Collection entries:
━━━━━━━━

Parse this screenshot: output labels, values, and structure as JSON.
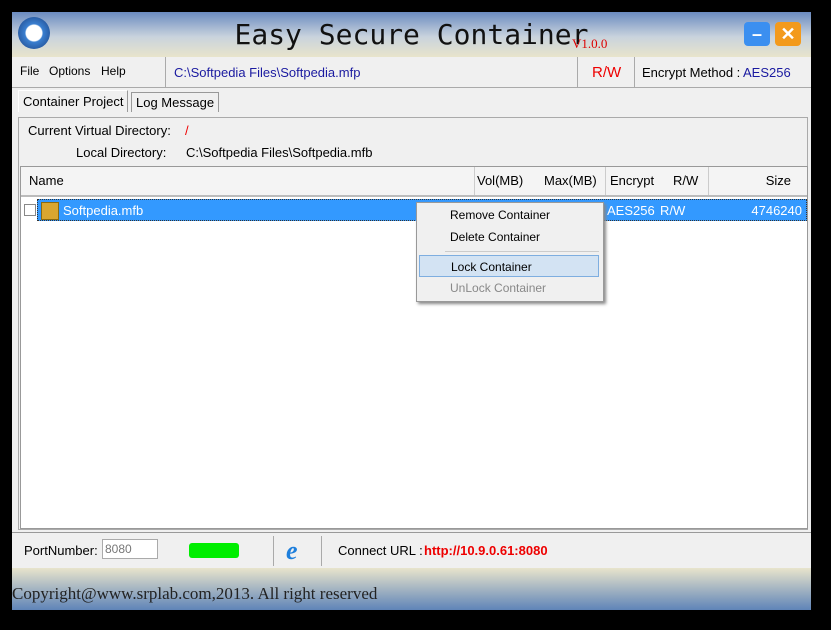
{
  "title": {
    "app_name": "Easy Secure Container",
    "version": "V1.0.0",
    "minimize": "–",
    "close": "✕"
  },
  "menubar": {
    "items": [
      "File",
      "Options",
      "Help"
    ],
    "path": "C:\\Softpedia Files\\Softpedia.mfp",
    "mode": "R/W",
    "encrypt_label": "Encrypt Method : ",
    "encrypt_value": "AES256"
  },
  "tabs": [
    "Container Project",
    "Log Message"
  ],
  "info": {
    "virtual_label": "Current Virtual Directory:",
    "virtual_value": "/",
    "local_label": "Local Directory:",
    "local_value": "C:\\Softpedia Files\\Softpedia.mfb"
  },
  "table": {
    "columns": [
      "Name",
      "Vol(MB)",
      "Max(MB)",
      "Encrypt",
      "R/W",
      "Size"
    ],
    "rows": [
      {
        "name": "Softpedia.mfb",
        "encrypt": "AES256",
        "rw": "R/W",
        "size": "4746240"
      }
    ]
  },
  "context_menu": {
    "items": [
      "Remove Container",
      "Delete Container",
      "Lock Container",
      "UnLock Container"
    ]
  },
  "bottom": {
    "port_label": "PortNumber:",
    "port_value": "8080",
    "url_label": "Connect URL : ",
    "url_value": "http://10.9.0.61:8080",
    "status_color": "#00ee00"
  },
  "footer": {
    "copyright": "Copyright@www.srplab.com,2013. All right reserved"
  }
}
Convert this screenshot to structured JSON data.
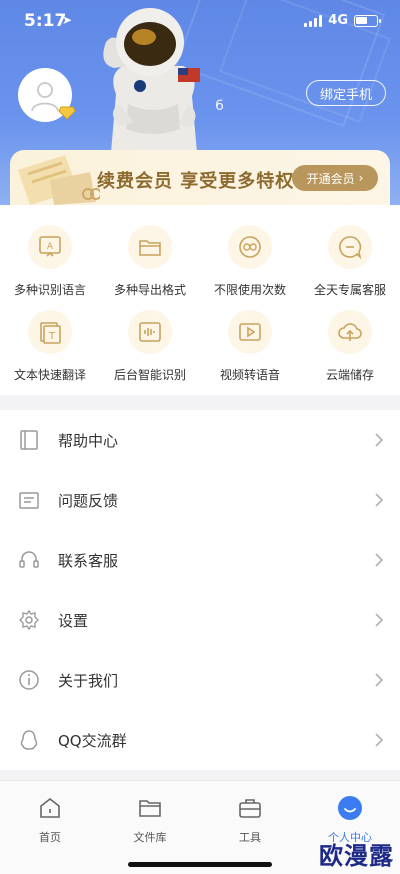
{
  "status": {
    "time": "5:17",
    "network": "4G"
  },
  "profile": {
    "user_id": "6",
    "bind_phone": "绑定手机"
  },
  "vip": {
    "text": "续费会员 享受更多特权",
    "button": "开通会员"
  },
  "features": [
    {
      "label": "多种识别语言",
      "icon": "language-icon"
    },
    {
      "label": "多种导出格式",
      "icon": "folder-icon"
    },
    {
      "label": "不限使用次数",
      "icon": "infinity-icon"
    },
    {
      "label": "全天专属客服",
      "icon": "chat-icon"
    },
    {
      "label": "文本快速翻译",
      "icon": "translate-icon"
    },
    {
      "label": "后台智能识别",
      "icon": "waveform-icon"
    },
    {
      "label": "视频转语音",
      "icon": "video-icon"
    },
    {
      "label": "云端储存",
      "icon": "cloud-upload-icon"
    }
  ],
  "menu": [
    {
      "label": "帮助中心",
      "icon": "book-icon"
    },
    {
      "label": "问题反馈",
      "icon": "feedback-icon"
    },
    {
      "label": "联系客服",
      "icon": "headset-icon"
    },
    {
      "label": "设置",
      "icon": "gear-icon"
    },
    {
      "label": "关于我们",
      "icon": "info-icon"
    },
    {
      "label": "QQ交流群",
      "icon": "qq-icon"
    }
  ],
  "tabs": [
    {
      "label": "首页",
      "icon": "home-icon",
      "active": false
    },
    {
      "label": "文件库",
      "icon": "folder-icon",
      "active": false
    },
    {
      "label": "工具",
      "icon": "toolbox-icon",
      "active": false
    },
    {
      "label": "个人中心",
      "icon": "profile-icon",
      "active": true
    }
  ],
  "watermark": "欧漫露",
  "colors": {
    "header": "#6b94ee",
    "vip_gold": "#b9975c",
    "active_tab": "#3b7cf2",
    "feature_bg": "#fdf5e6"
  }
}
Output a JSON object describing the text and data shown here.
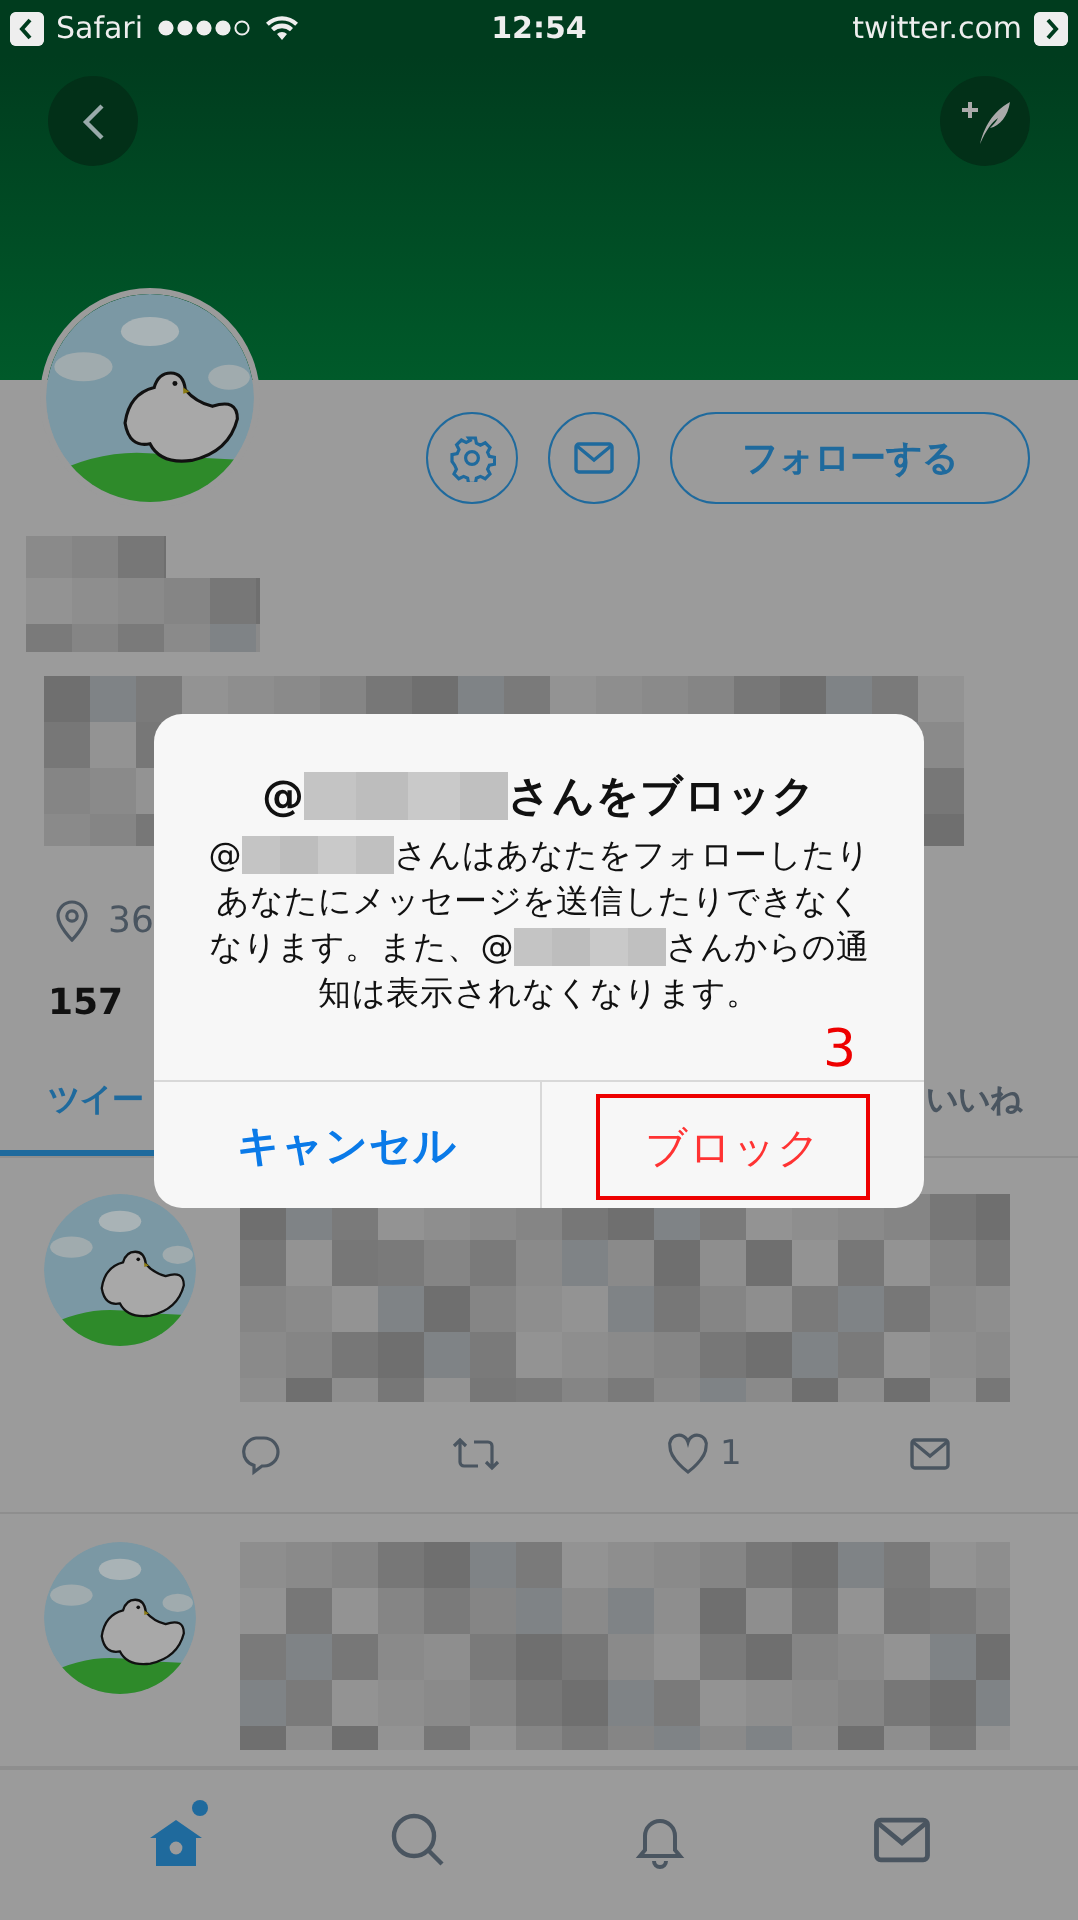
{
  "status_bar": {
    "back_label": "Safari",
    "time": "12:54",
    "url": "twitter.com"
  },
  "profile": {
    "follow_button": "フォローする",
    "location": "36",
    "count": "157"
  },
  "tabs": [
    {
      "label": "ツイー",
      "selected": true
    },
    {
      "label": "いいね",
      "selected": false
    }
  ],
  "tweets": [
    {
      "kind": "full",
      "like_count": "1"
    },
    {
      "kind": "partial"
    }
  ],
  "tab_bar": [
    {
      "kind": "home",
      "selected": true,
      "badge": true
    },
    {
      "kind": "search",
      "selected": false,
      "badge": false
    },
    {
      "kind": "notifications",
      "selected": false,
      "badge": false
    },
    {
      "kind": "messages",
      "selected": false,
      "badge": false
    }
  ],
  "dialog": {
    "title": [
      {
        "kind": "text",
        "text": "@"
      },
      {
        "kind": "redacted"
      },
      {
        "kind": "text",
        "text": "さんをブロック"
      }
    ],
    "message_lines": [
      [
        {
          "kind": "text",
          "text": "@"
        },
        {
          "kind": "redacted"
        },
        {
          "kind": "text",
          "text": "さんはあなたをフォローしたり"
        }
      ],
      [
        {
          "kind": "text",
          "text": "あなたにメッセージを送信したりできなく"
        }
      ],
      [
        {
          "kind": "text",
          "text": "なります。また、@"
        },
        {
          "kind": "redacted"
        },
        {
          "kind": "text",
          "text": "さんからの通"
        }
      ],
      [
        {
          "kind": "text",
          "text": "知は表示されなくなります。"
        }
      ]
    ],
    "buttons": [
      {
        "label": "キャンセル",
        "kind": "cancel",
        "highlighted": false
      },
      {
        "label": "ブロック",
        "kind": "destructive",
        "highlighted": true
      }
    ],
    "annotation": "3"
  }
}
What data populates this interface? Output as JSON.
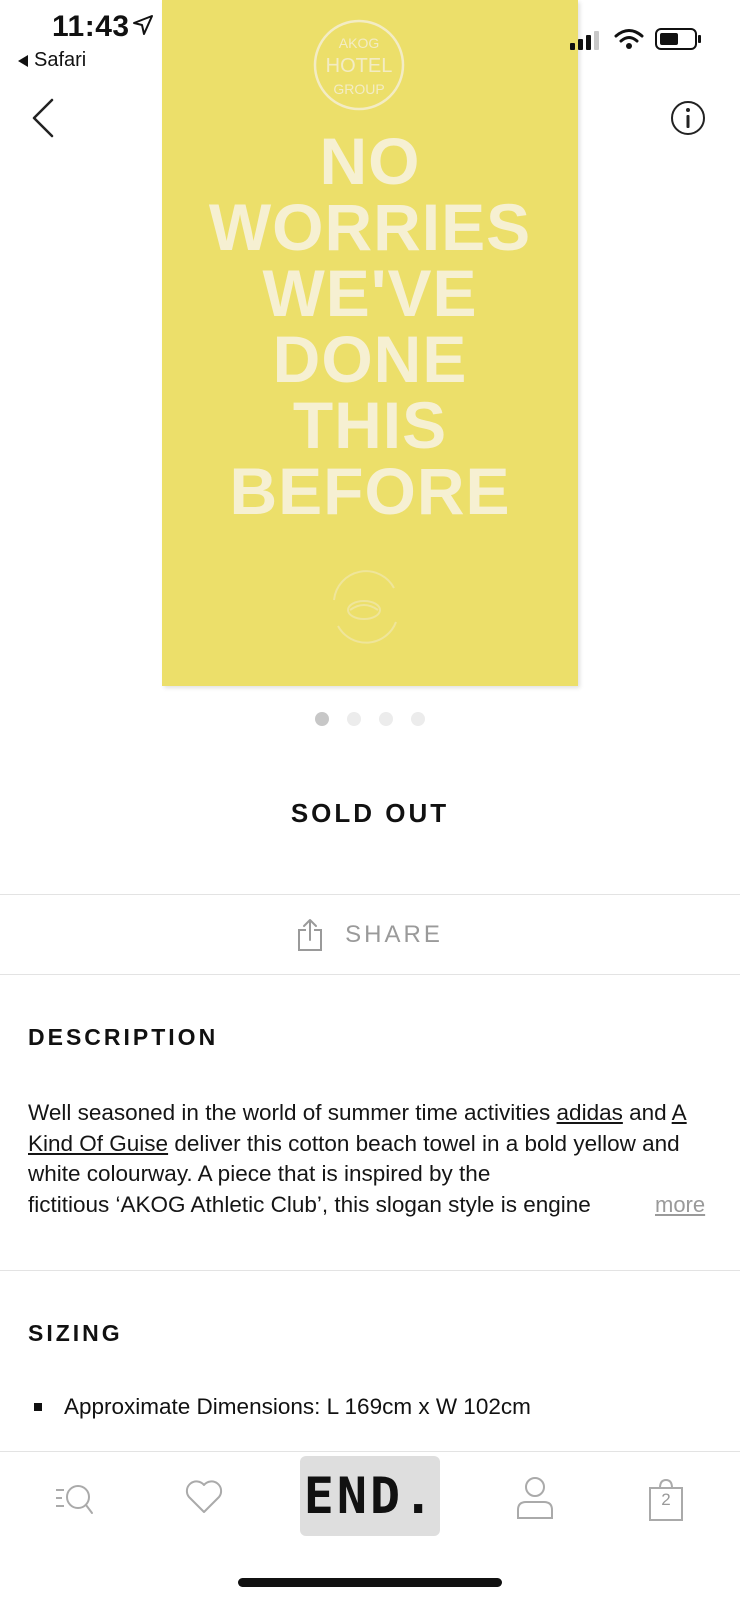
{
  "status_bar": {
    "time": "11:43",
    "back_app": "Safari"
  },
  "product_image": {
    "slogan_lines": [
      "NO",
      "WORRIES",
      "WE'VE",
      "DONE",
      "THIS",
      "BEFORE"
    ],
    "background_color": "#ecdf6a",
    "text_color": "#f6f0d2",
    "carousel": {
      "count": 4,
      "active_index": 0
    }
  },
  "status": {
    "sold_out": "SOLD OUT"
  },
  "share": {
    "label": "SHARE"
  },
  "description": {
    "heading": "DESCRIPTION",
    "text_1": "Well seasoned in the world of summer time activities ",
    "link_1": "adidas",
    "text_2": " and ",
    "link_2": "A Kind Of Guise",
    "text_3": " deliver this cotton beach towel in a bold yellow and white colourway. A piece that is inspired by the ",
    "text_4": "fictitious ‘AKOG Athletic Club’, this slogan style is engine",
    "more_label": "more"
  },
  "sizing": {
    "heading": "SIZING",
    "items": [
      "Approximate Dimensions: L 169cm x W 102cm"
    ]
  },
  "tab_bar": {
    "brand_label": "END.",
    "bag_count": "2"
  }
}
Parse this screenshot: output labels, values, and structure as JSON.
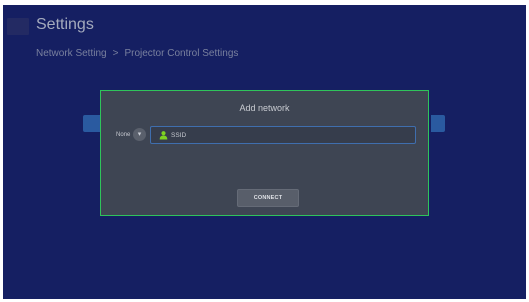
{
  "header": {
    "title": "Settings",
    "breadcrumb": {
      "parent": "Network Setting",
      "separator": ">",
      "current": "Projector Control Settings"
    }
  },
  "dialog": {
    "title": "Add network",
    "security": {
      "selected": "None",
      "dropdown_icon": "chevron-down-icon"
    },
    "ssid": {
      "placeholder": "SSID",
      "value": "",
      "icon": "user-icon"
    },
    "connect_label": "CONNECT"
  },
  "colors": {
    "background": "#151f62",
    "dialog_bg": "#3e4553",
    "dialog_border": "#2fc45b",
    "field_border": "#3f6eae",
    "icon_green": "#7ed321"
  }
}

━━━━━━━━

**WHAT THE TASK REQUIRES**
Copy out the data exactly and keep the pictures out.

**TASK ANSWER**
Parse this screenshot: output labels, values, and structure as JSON.
{
  "title": {
    "app_name": "Easy Secure Container",
    "version": "V1.0.0",
    "minimize": "–",
    "close": "✕"
  },
  "menubar": {
    "items": [
      "File",
      "Options",
      "Help"
    ],
    "path": "C:\\Softpedia Files\\Softpedia.mfp",
    "mode": "R/W",
    "encrypt_label": "Encrypt Method : ",
    "encrypt_value": "AES256"
  },
  "tabs": [
    "Container Project",
    "Log Message"
  ],
  "info": {
    "virtual_label": "Current Virtual Directory:",
    "virtual_value": "/",
    "local_label": "Local Directory:",
    "local_value": "C:\\Softpedia Files\\Softpedia.mfb"
  },
  "table": {
    "columns": [
      "Name",
      "Vol(MB)",
      "Max(MB)",
      "Encrypt",
      "R/W",
      "Size"
    ],
    "rows": [
      {
        "name": "Softpedia.mfb",
        "encrypt": "AES256",
        "rw": "R/W",
        "size": "4746240"
      }
    ]
  },
  "context_menu": {
    "items": [
      "Remove Container",
      "Delete Container",
      "Lock Container",
      "UnLock Container"
    ]
  },
  "bottom": {
    "port_label": "PortNumber:",
    "port_value": "8080",
    "url_label": "Connect URL : ",
    "url_value": "http://10.9.0.61:8080",
    "status_color": "#00ee00"
  },
  "footer": {
    "copyright": "Copyright@www.srplab.com,2013. All right reserved"
  }
}
Convert this screenshot to structured JSON data.
{
  "status": {
    "time": "5:17",
    "network": "4G"
  },
  "profile": {
    "user_id": "6",
    "bind_phone": "绑定手机"
  },
  "vip": {
    "text": "续费会员 享受更多特权",
    "button": "开通会员"
  },
  "features": [
    {
      "label": "多种识别语言",
      "icon": "language-icon"
    },
    {
      "label": "多种导出格式",
      "icon": "folder-icon"
    },
    {
      "label": "不限使用次数",
      "icon": "infinity-icon"
    },
    {
      "label": "全天专属客服",
      "icon": "chat-icon"
    },
    {
      "label": "文本快速翻译",
      "icon": "translate-icon"
    },
    {
      "label": "后台智能识别",
      "icon": "waveform-icon"
    },
    {
      "label": "视频转语音",
      "icon": "video-icon"
    },
    {
      "label": "云端储存",
      "icon": "cloud-upload-icon"
    }
  ],
  "menu": [
    {
      "label": "帮助中心",
      "icon": "book-icon"
    },
    {
      "label": "问题反馈",
      "icon": "feedback-icon"
    },
    {
      "label": "联系客服",
      "icon": "headset-icon"
    },
    {
      "label": "设置",
      "icon": "gear-icon"
    },
    {
      "label": "关于我们",
      "icon": "info-icon"
    },
    {
      "label": "QQ交流群",
      "icon": "qq-icon"
    }
  ],
  "tabs": [
    {
      "label": "首页",
      "icon": "home-icon",
      "active": false
    },
    {
      "label": "文件库",
      "icon": "folder-icon",
      "active": false
    },
    {
      "label": "工具",
      "icon": "toolbox-icon",
      "active": false
    },
    {
      "label": "个人中心",
      "icon": "profile-icon",
      "active": true
    }
  ],
  "watermark": "欧漫露",
  "colors": {
    "header": "#6b94ee",
    "vip_gold": "#b9975c",
    "active_tab": "#3b7cf2",
    "feature_bg": "#fdf5e6"
  }
}
Output a JSON object describing the text and data shown here.
{
  "status_bar": {
    "back_label": "Safari",
    "time": "12:54",
    "url": "twitter.com"
  },
  "profile": {
    "follow_button": "フォローする",
    "location": "36",
    "count": "157"
  },
  "tabs": [
    {
      "label": "ツイー",
      "selected": true
    },
    {
      "label": "いいね",
      "selected": false
    }
  ],
  "tweets": [
    {
      "kind": "full",
      "like_count": "1"
    },
    {
      "kind": "partial"
    }
  ],
  "tab_bar": [
    {
      "kind": "home",
      "selected": true,
      "badge": true
    },
    {
      "kind": "search",
      "selected": false,
      "badge": false
    },
    {
      "kind": "notifications",
      "selected": false,
      "badge": false
    },
    {
      "kind": "messages",
      "selected": false,
      "badge": false
    }
  ],
  "dialog": {
    "title": [
      {
        "kind": "text",
        "text": "@"
      },
      {
        "kind": "redacted"
      },
      {
        "kind": "text",
        "text": "さんをブロック"
      }
    ],
    "message_lines": [
      [
        {
          "kind": "text",
          "text": "@"
        },
        {
          "kind": "redacted"
        },
        {
          "kind": "text",
          "text": "さんはあなたをフォローしたり"
        }
      ],
      [
        {
          "kind": "text",
          "text": "あなたにメッセージを送信したりできなく"
        }
      ],
      [
        {
          "kind": "text",
          "text": "なります。また、@"
        },
        {
          "kind": "redacted"
        },
        {
          "kind": "text",
          "text": "さんからの通"
        }
      ],
      [
        {
          "kind": "text",
          "text": "知は表示されなくなります。"
        }
      ]
    ],
    "buttons": [
      {
        "label": "キャンセル",
        "kind": "cancel",
        "highlighted": false
      },
      {
        "label": "ブロック",
        "kind": "destructive",
        "highlighted": true
      }
    ],
    "annotation": "3"
  }
}
What data populates this interface? Output as JSON.
{
  "status_bar": {
    "time": "11:43",
    "back_app": "Safari"
  },
  "product_image": {
    "slogan_lines": [
      "NO",
      "WORRIES",
      "WE'VE",
      "DONE",
      "THIS",
      "BEFORE"
    ],
    "background_color": "#ecdf6a",
    "text_color": "#f6f0d2",
    "carousel": {
      "count": 4,
      "active_index": 0
    }
  },
  "status": {
    "sold_out": "SOLD OUT"
  },
  "share": {
    "label": "SHARE"
  },
  "description": {
    "heading": "DESCRIPTION",
    "text_1": "Well seasoned in the world of summer time activities ",
    "link_1": "adidas",
    "text_2": " and ",
    "link_2": "A Kind Of Guise",
    "text_3": " deliver this cotton beach towel in a bold yellow and white colourway. A piece that is inspired by the ",
    "text_4": "fictitious ‘AKOG Athletic Club’, this slogan style is engine",
    "more_label": "more"
  },
  "sizing": {
    "heading": "SIZING",
    "items": [
      "Approximate Dimensions: L 169cm x W 102cm"
    ]
  },
  "tab_bar": {
    "brand_label": "END.",
    "bag_count": "2"
  }
}
Parse this screenshot: output labels, values, and structure as JSON.
{
  "header": {
    "title": "Settings",
    "breadcrumb": {
      "parent": "Network Setting",
      "separator": ">",
      "current": "Projector Control Settings"
    }
  },
  "dialog": {
    "title": "Add network",
    "security": {
      "selected": "None",
      "dropdown_icon": "chevron-down-icon"
    },
    "ssid": {
      "placeholder": "SSID",
      "value": "",
      "icon": "user-icon"
    },
    "connect_label": "CONNECT"
  },
  "colors": {
    "background": "#151f62",
    "dialog_bg": "#3e4553",
    "dialog_border": "#2fc45b",
    "field_border": "#3f6eae",
    "icon_green": "#7ed321"
  }
}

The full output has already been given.